If you have a suggestion to add to either list, please leave me a comment!

 

Microsoft Technologies, PASS Summit, Personal

Learning Better Presentation Skills (T-SQL Tuesday #108)

TSQLTuesdayThis month’s T-SQL Tuesday is hosted by Malathi Mahadevan (@SqlMal). The topic is to pick one thing I would like to learn that is not SQL Server.

I’m going to go a different direction than I think most people will. I spend a lot of time learning new technologies in Azure, but I am also focusing on learning better presentation skills and improving my use of related technologies. Yes, that often means PowerPoint. But sometimes I do presentations directly in Power BI when I am presenting data or mostly doing demos. Building presentations requires tech, design, and speaking skills. And I enjoy that mix.

I enjoy presenting at user groups and conferences, and lately I’ve been branching out in the types of presentations I give. At PASS Summit this year, I delivered a pre-con and a general session, and I participated in a panel and the BI Power Hour.  Each one required a slightly different presentation style.

Just like we may cringe when we go back and look at old code and wonder what we were thinking, I have the same reaction when I go back and look at old presentations.

As a data viz person, you would think I would be better at building engaging presentations since a lot of the data viz concepts apply to visual presentation, but it’s still a struggle and a constant endeavor to improve.  I have made some progress to date. Below is a sample from a presentation on good report design practices in SSRS that I gave in 2015.

Old Presentation

While it’s not the worst slide I’ve ever seen, it’s definitely not the best. Here are a few slides from my PASS Summit presentation called “Do Your Data Visualizations Need A Makeover?”, which cover the same topic as the above slide.

NewPresentation1NewPresentation2NewPresentation3NewPresentation4

The new slides are much more pleasant and engaging. I have changed to this style based upon what I have learned so far from Echo Rivera’s blog and her Countdown to Stellar Slides program. I use more and larger images and less text on each slide. This naturally leads to having more slides, but I spend less time on each one. And there is less of a chance that I will revert to just reading from a slide since there is just less text. I get to tell you about what that one sentence means to me.

My goals is to learn how to deliver presentations that are more accessible and more engaging.
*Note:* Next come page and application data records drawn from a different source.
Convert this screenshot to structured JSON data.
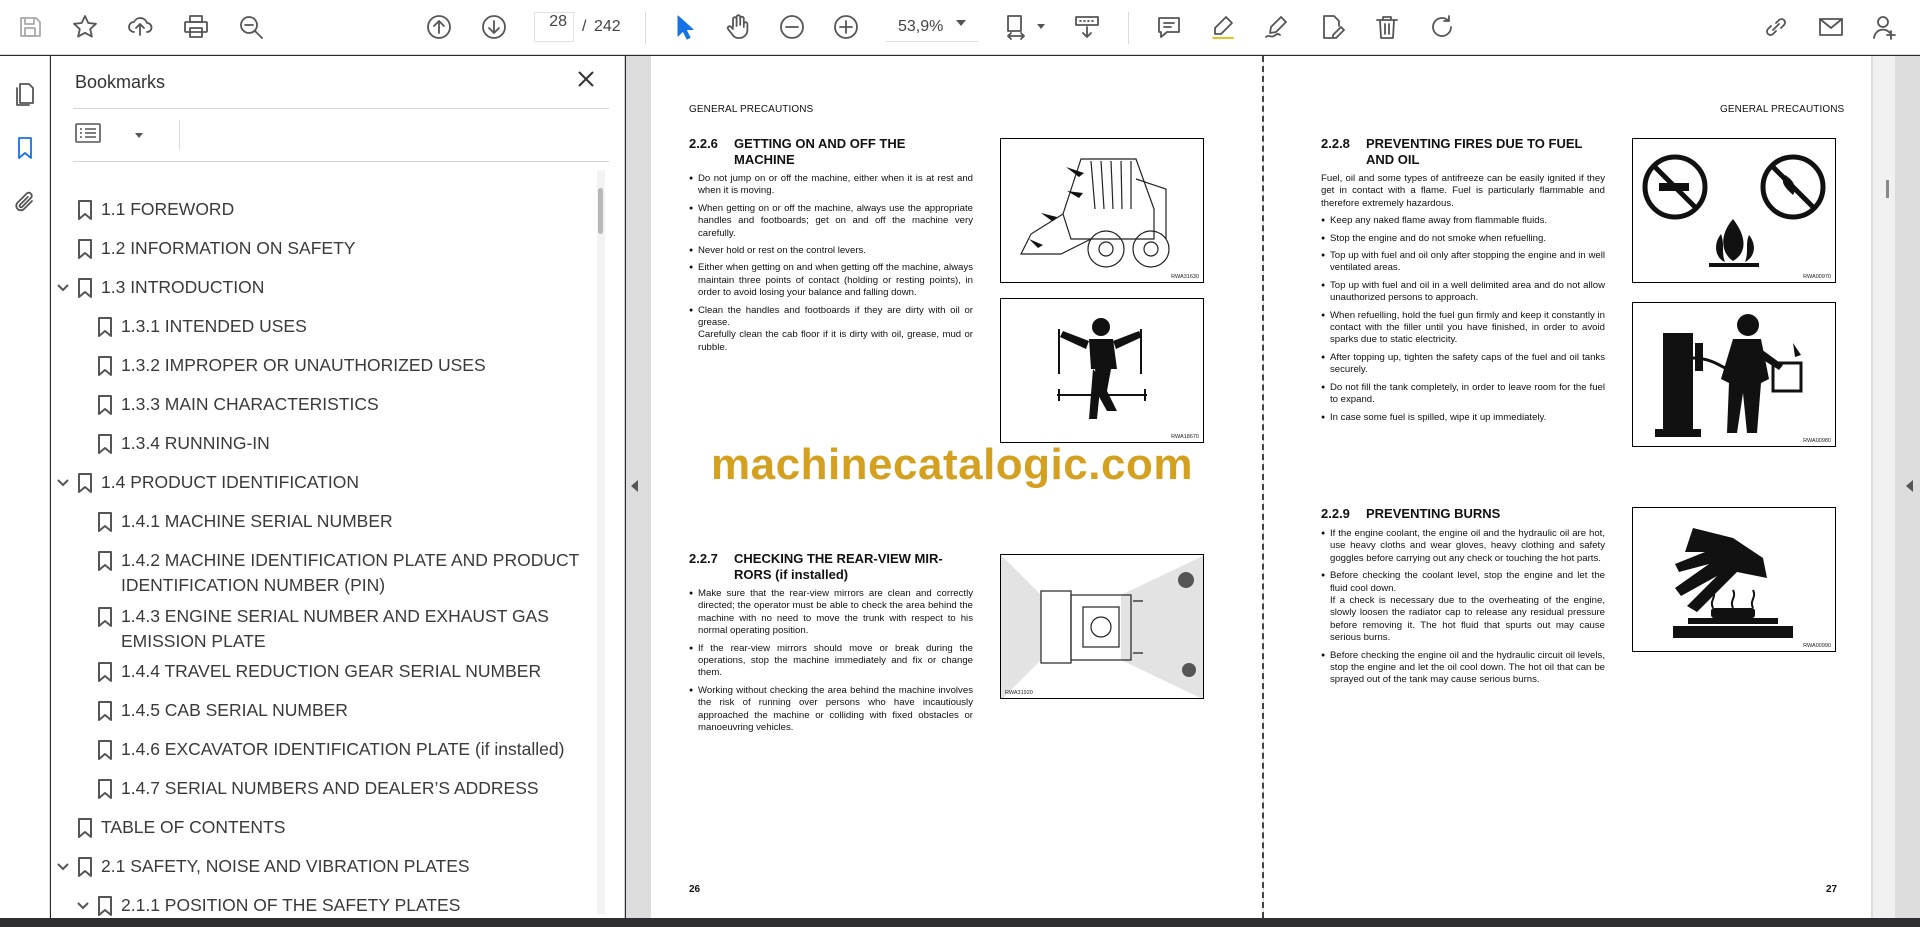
{
  "toolbar": {
    "current_page": "28",
    "page_separator": "/",
    "total_pages": "242",
    "zoom": "53,9%"
  },
  "bookmarks": {
    "title": "Bookmarks",
    "items": [
      {
        "label": "1.1 FOREWORD"
      },
      {
        "label": "1.2 INFORMATION ON SAFETY"
      },
      {
        "label": "1.3 INTRODUCTION"
      },
      {
        "label": "1.3.1 INTENDED USES"
      },
      {
        "label": "1.3.2 IMPROPER OR UNAUTHORIZED USES"
      },
      {
        "label": "1.3.3 MAIN CHARACTERISTICS"
      },
      {
        "label": "1.3.4 RUNNING-IN"
      },
      {
        "label": "1.4 PRODUCT IDENTIFICATION"
      },
      {
        "label": "1.4.1 MACHINE SERIAL NUMBER"
      },
      {
        "label": "1.4.2 MACHINE IDENTIFICATION PLATE AND PRODUCT IDENTIFICATION NUMBER (PIN)"
      },
      {
        "label": "1.4.3 ENGINE SERIAL NUMBER AND EXHAUST GAS EMISSION PLATE"
      },
      {
        "label": "1.4.4 TRAVEL REDUCTION GEAR SERIAL NUMBER"
      },
      {
        "label": "1.4.5 CAB SERIAL NUMBER"
      },
      {
        "label": "1.4.6 EXCAVATOR IDENTIFICATION PLATE (if installed)"
      },
      {
        "label": "1.4.7 SERIAL NUMBERS AND DEALER’S ADDRESS"
      },
      {
        "label": "TABLE OF CONTENTS"
      },
      {
        "label": "2.1 SAFETY, NOISE AND VIBRATION PLATES"
      },
      {
        "label": "2.1.1 POSITION OF THE SAFETY PLATES"
      }
    ]
  },
  "watermark": "machinecatalogic.com",
  "left_page": {
    "header": "GENERAL PRECAUTIONS",
    "page_number": "26",
    "s226": {
      "num": "2.2.6",
      "title_l1": "GETTING ON AND OFF THE",
      "title_l2": "MACHINE",
      "items": [
        "Do not jump on or off the machine, either when it is at rest and when it is moving.",
        "When getting on or off the machine, always use the appropriate handles and footboards; get on and off the machine very carefully.",
        "Never hold or rest on the control levers.",
        "Either when getting on and when getting off the machine, always maintain three points of contact (holding or resting points), in order to avoid losing your balance and falling down.",
        "Clean the handles and footboards if they are dirty with oil or grease.",
        "Carefully clean the cab floor if it is dirty with oil, grease, mud or rubble."
      ],
      "fig1_code": "RWA31630",
      "fig2_code": "RWA18670"
    },
    "s227": {
      "num": "2.2.7",
      "title_l1": "CHECKING THE REAR-VIEW MIR-",
      "title_l2": "RORS (if installed)",
      "items": [
        "Make sure that the rear-view mirrors are clean and correctly directed; the operator must be able to check the area behind the machine with no need to move the trunk with respect to his normal operating position.",
        "If the rear-view mirrors should move or break during the operations, stop the machine immediately and fix or change them.",
        "Working without checking the area behind the machine involves the risk of running over persons who have incautiously approached the machine or colliding with fixed obstacles or manoeuvring vehicles."
      ],
      "fig_code": "RWA31920"
    }
  },
  "right_page": {
    "header": "GENERAL PRECAUTIONS",
    "page_number": "27",
    "s228": {
      "num": "2.2.8",
      "title_l1": "PREVENTING FIRES DUE TO FUEL",
      "title_l2": "AND OIL",
      "intro": "Fuel, oil and some types of antifreeze can be easily ignited if they get in contact with a flame. Fuel is particularly flammable and therefore extremely hazardous.",
      "items": [
        "Keep any naked flame away from flammable fluids.",
        "Stop the engine and do not smoke when refuelling.",
        "Top up with fuel and oil only after stopping the engine and in well ventilated areas.",
        "Top up with fuel and oil in a well delimited area and do not allow unauthorized persons to approach.",
        "When refuelling, hold the fuel gun firmly and keep it constantly in contact with the filler until you have finished, in order to avoid sparks due to static electricity.",
        "After topping up, tighten the safety caps of the fuel and oil tanks securely.",
        "Do not fill the tank completely, in order to leave room for the fuel to expand.",
        "In case some fuel is spilled, wipe it up immediately."
      ],
      "fig1_code": "RWA00970",
      "fig2_code": "RWA00980"
    },
    "s229": {
      "num": "2.2.9",
      "title": "PREVENTING BURNS",
      "items": [
        "If the engine coolant, the engine oil and the hydraulic oil are hot, use heavy cloths and wear gloves, heavy clothing and safety goggles before carrying out any check or touching the hot parts.",
        "Before checking the coolant level, stop the engine and let the fluid cool down.",
        "If a check is necessary due to the overheating of the engine, slowly loosen the radiator cap to release any residual pressure before removing it. The hot fluid that spurts out may cause serious burns.",
        "Before checking the engine oil and the hydraulic circuit oil levels, stop the engine and let the oil cool down. The hot oil that can be sprayed out of the tank may cause serious burns."
      ],
      "fig_code": "RWA00990"
    }
  },
  "colors": {
    "accent": "#1473e6",
    "watermark": "#d4a020"
  }
}
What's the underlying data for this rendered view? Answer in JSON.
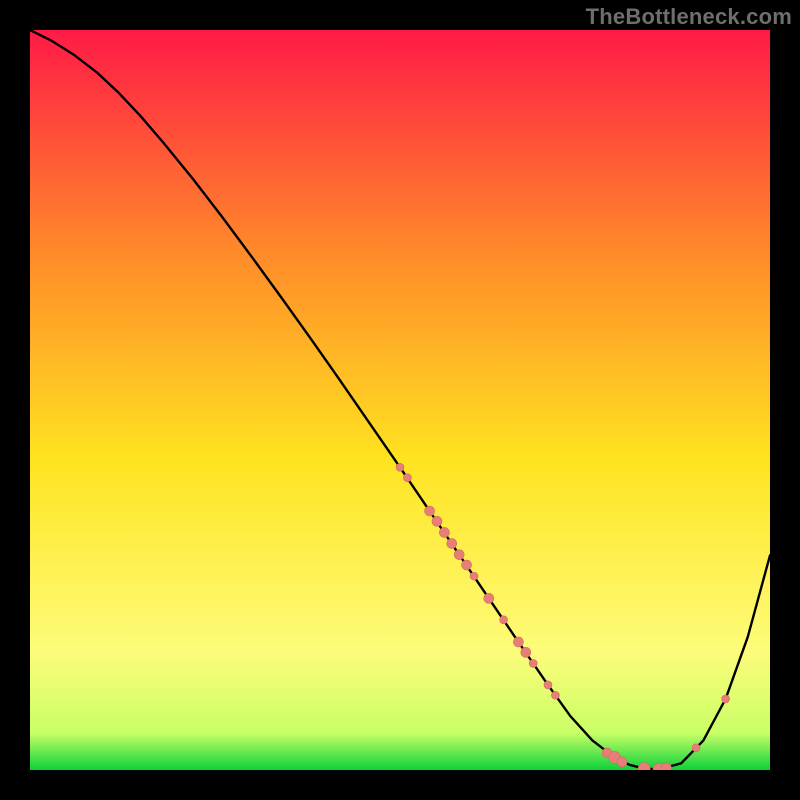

I blogged about accessible slide templates earlier this year. I got interested in accessibility when I was learning how to make more accessible Power BI reports.  I want people to feel welcome and get something out of my talks, even if they have visual, auditory, or information processing challenges. So far, what I have learned is that I can be more inclusive with a handful of small changes.

To continue my learning about presentation delivery, I plan to:

And of course, I plan to give presentations so I can try out what I learn and improve from there. I have already submitted to SQLSaturday Colorado Springs, and I’m sure I will add more presentations next year.

If you have resources that have been particularly helpful in improving your presentation delivery, please leave them in the comments.

Happy T-SQL Tuesday!